*Data records:*
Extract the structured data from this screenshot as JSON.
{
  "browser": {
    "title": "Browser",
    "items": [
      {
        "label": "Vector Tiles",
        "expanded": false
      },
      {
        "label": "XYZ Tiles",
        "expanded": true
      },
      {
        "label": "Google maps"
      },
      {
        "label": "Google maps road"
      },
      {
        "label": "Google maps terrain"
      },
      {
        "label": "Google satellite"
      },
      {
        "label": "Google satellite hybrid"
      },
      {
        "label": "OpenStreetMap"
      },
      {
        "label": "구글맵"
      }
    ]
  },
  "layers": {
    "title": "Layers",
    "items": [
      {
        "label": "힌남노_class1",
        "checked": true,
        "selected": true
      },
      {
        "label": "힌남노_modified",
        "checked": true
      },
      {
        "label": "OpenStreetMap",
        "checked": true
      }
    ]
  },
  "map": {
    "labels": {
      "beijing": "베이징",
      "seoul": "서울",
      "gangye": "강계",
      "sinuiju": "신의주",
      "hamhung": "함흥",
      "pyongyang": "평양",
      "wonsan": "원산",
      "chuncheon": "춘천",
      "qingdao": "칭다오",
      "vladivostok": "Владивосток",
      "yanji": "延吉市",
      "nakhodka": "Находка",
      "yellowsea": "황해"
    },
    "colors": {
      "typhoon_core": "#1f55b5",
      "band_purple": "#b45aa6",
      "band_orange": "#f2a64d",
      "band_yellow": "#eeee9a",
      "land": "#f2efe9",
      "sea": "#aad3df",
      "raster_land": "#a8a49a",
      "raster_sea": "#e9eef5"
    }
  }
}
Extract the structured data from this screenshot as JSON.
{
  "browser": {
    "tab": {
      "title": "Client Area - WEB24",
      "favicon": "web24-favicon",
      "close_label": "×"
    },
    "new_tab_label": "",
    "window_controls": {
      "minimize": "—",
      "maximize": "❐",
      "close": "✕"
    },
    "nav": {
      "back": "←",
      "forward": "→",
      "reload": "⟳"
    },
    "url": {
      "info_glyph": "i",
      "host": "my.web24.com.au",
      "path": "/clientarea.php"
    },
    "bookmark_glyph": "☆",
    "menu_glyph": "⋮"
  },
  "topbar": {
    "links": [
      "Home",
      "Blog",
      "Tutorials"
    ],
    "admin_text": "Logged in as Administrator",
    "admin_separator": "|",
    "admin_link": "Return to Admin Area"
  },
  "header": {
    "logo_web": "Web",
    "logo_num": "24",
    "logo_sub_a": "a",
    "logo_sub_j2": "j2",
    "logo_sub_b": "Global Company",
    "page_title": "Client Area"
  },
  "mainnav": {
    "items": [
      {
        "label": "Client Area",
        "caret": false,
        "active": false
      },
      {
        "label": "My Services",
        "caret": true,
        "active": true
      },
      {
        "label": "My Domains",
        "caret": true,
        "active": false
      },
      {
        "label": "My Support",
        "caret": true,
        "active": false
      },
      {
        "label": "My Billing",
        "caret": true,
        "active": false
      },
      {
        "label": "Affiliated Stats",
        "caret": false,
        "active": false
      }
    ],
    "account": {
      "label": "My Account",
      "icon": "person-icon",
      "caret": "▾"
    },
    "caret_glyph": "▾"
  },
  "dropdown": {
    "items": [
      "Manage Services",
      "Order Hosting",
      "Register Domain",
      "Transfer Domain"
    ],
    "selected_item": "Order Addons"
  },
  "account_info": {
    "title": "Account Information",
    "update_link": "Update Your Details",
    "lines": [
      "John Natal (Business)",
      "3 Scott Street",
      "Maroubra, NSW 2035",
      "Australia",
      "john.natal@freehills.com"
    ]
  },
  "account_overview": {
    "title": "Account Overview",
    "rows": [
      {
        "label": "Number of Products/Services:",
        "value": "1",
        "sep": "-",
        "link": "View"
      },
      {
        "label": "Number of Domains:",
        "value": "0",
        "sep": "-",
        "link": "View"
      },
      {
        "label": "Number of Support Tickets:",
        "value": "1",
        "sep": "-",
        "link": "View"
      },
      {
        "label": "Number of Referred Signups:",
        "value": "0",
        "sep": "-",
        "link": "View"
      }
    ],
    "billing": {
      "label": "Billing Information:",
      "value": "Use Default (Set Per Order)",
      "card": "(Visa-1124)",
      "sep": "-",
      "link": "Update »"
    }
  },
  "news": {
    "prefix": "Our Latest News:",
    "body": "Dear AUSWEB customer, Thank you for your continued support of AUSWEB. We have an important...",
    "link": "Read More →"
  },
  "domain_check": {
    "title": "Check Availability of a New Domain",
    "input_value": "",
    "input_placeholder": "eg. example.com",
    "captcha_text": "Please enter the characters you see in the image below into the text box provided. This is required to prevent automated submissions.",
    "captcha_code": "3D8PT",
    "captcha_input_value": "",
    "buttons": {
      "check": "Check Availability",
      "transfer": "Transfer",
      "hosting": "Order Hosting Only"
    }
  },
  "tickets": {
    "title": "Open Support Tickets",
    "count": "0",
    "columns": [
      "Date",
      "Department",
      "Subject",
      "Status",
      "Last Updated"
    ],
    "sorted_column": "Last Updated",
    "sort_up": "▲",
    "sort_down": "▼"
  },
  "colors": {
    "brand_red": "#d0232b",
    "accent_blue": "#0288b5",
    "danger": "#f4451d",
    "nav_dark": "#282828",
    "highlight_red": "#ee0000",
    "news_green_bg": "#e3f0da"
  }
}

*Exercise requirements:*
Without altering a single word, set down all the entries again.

*Expected output:*
Extract the structured data from this screenshot as JSON.
{
  "browser": {
    "title": "Browser",
    "items": [
      {
        "label": "Vector Tiles",
        "expanded": false
      },
      {
        "label": "XYZ Tiles",
        "expanded": true
      },
      {
        "label": "Google maps"
      },
      {
        "label": "Google maps road"
      },
      {
        "label": "Google maps terrain"
      },
      {
        "label": "Google satellite"
      },
      {
        "label": "Google satellite hybrid"
      },
      {
        "label": "OpenStreetMap"
      },
      {
        "label": "구글맵"
      }
    ]
  },
  "layers": {
    "title": "Layers",
    "items": [
      {
        "label": "힌남노_class1",
        "checked": true,
        "selected": true
      },
      {
        "label": "힌남노_modified",
        "checked": true
      },
      {
        "label": "OpenStreetMap",
        "checked": true
      }
    ]
  },
  "map": {
    "labels": {
      "beijing": "베이징",
      "seoul": "서울",
      "gangye": "강계",
      "sinuiju": "신의주",
      "hamhung": "함흥",
      "pyongyang": "평양",
      "wonsan": "원산",
      "chuncheon": "춘천",
      "qingdao": "칭다오",
      "vladivostok": "Владивосток",
      "yanji": "延吉市",
      "nakhodka": "Находка",
      "yellowsea": "황해"
    },
    "colors": {
      "typhoon_core": "#1f55b5",
      "band_purple": "#b45aa6",
      "band_orange": "#f2a64d",
      "band_yellow": "#eeee9a",
      "land": "#f2efe9",
      "sea": "#aad3df",
      "raster_land": "#a8a49a",
      "raster_sea": "#e9eef5"
    }
  }
}
Extract the structured data from this screenshot as JSON.
{
  "browser": {
    "tab": {
      "title": "Client Area - WEB24",
      "favicon": "web24-favicon",
      "close_label": "×"
    },
    "new_tab_label": "",
    "window_controls": {
      "minimize": "—",
      "maximize": "❐",
      "close": "✕"
    },
    "nav": {
      "back": "←",
      "forward": "→",
      "reload": "⟳"
    },
    "url": {
      "info_glyph": "i",
      "host": "my.web24.com.au",
      "path": "/clientarea.php"
    },
    "bookmark_glyph": "☆",
    "menu_glyph": "⋮"
  },
  "topbar": {
    "links": [
      "Home",
      "Blog",
      "Tutorials"
    ],
    "admin_text": "Logged in as Administrator",
    "admin_separator": "|",
    "admin_link": "Return to Admin Area"
  },
  "header": {
    "logo_web": "Web",
    "logo_num": "24",
    "logo_sub_a": "a",
    "logo_sub_j2": "j2",
    "logo_sub_b": "Global Company",
    "page_title": "Client Area"
  },
  "mainnav": {
    "items": [
      {
        "label": "Client Area",
        "caret": false,
        "active": false
      },
      {
        "label": "My Services",
        "caret": true,
        "active": true
      },
      {
        "label": "My Domains",
        "caret": true,
        "active": false
      },
      {
        "label": "My Support",
        "caret": true,
        "active": false
      },
      {
        "label": "My Billing",
        "caret": true,
        "active": false
      },
      {
        "label": "Affiliated Stats",
        "caret": false,
        "active": false
      }
    ],
    "account": {
      "label": "My Account",
      "icon": "person-icon",
      "caret": "▾"
    },
    "caret_glyph": "▾"
  },
  "dropdown": {
    "items": [
      "Manage Services",
      "Order Hosting",
      "Register Domain",
      "Transfer Domain"
    ],
    "selected_item": "Order Addons"
  },
  "account_info": {
    "title": "Account Information",
    "update_link": "Update Your Details",
    "lines": [
      "John Natal (Business)",
      "3 Scott Street",
      "Maroubra, NSW 2035",
      "Australia",
      "john.natal@freehills.com"
    ]
  },
  "account_overview": {
    "title": "Account Overview",
    "rows": [
      {
        "label": "Number of Products/Services:",
        "value": "1",
        "sep": "-",
        "link": "View"
      },
      {
        "label": "Number of Domains:",
        "value": "0",
        "sep": "-",
        "link": "View"
      },
      {
        "label": "Number of Support Tickets:",
        "value": "1",
        "sep": "-",
        "link": "View"
      },
      {
        "label": "Number of Referred Signups:",
        "value": "0",
        "sep": "-",
        "link": "View"
      }
    ],
    "billing": {
      "label": "Billing Information:",
      "value": "Use Default (Set Per Order)",
      "card": "(Visa-1124)",
      "sep": "-",
      "link": "Update »"
    }
  },
  "news": {
    "prefix": "Our Latest News:",
    "body": "Dear AUSWEB customer, Thank you for your continued support of AUSWEB. We have an important...",
    "link": "Read More →"
  },
  "domain_check": {
    "title": "Check Availability of a New Domain",
    "input_value": "",
    "input_placeholder": "eg. example.com",
    "captcha_text": "Please enter the characters you see in the image below into the text box provided. This is required to prevent automated submissions.",
    "captcha_code": "3D8PT",
    "captcha_input_value": "",
    "buttons": {
      "check": "Check Availability",
      "transfer": "Transfer",
      "hosting": "Order Hosting Only"
    }
  },
  "tickets": {
    "title": "Open Support Tickets",
    "count": "0",
    "columns": [
      "Date",
      "Department",
      "Subject",
      "Status",
      "Last Updated"
    ],
    "sorted_column": "Last Updated",
    "sort_up": "▲",
    "sort_down": "▼"
  },
  "colors": {
    "brand_red": "#d0232b",
    "accent_blue": "#0288b5",
    "danger": "#f4451d",
    "nav_dark": "#282828",
    "highlight_red": "#ee0000",
    "news_green_bg": "#e3f0da"
  }
}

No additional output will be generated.